*1/2 (out of 5)
July 22, 2005
Ewan McGregor as LINCOLN SIX ECHO
Scarlett Johansson as JORDAN TWO DELTA
Djmon Hounsou as ALBERT LAURENT
Sean Bean as MERRICK
Steve Buscemi as MCCORD
Michael Clarke Duncan as STARKWEATHER
Studio: Warner Bros. and DreamWorks
Directed by: Michael Bay
BY KEVIN CARR
Listen to Kevin’s radio review…
I’ve said it before, and I’ll say it again. Michael Bay is the Antichrist. “The Island” is clearly a sign of the apocalypse. It’s Michael Bay at his worst. He desperately trying to be cerebral but failing miserably and covering things up with cool shots, lots of useless explosions and supermodels. Now, I’m all for eye candy in a movie, but Bay takes it to a ridiculous level. Instead of a movie, he’s delivered a beer commercial version of “Logan’s Run” for the lobotomized.
When I first heard about “The Island,” I had a stupid glimmer of hope that he might actually turn out a good film. Maybe it was Jerry Bruckheimer (the producer of every one of his films but this one) who was holding him down.
What’s most insulting about “The Island” is its utter lack of acknowledgement of people’s intelligence. Bay’s “style” of ignoring character and focusing on action is more apparent than ever in this movie. I can respect his action sequences, but never before has it been so clear that he doesn’t just favor it over plot. He actually loathes plot in this movie.

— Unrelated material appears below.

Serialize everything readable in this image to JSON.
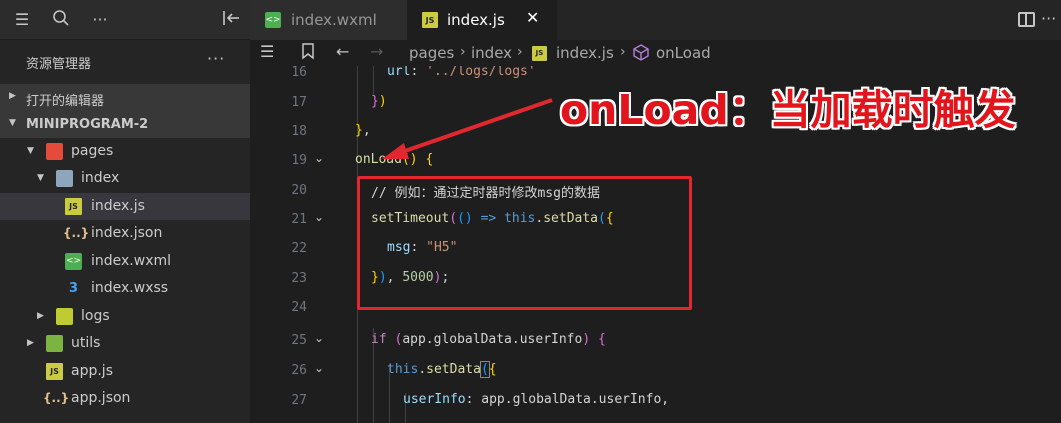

“The Island” tells the story of a crop of clones that are bred so their organs can be harvested in case something happens to their doners. Anyone with even a rudimentary knowledge of science fiction has seen this plot done multiple times. Most notably, this is the identical plot of an awful low-budget film called “Part: The Clonus Horror,” which had been torn to shreds on “Mystery Science Theater 3000.”
In the hands of a competent director, this movie could have been quite good, and that’s the real crime here. If you want an action film, go to Michael Bay. If you want an interesting science fiction film, get someone else. There was fertile ground to really look at some interesting character motives and development. Instead, Bay runs the story into the ground with eye-popping visuals that make no sense and some of the worse dialogue to grace the screen since Steven Seagal stopped making major releases.
Bay has been lauded as a visually stunning director, and he is. However, his bag of tricks is empty. Not only is he recycling lame characters and imagery, he’s completely ripping off his own films. Remember the cars falling off the back of the truck in “Bad Boys II”? That’s in this movie? Remember the slow motion tilt up and dolly around the actor in every film from “Bad Boys” to “Pearl Harbor”? It’s here as well. Remember the soldiers exiting the helicopter in “The Rock”? Yup, he used that again.
It was clear in this movie that Bay didn’t care about anything but whether something looked cool. I can forgive a lot of stupidity and suspend a lot of disbelief, but there was something like this around every corner. Throughout the production, people had to have been telling Bay that things don’t make sense, but apparently he chose to ignore them.
For example… If these are clones with all individuality suppressed, why are they given branded Puma sneakers and drink Aquafina water? How is it that Scarlett Johansson’s clone, whose only wore sneakers before suddenly be able to run in high heels? If trains are obsolete, why are they on a truck carrying train wheels? How can Ewan McGregor’s clone learn a Scottish accent in only two minutes? How can the clones emerge from a bunker in the middle of a desert and walk to the nearest town?
It gets worse. Once the clones get out of the facility and head to L.A., this movie turns into the dumbest action movie ever. Characters behave like they’re in the middle of a high-octane video game, blowing up everything around them yet claiming to be subtle in hunting down the wayward clones.
Let’s face it, folks, Michael Bay thinks we’re idiots. And for me, the feeling’s mutual.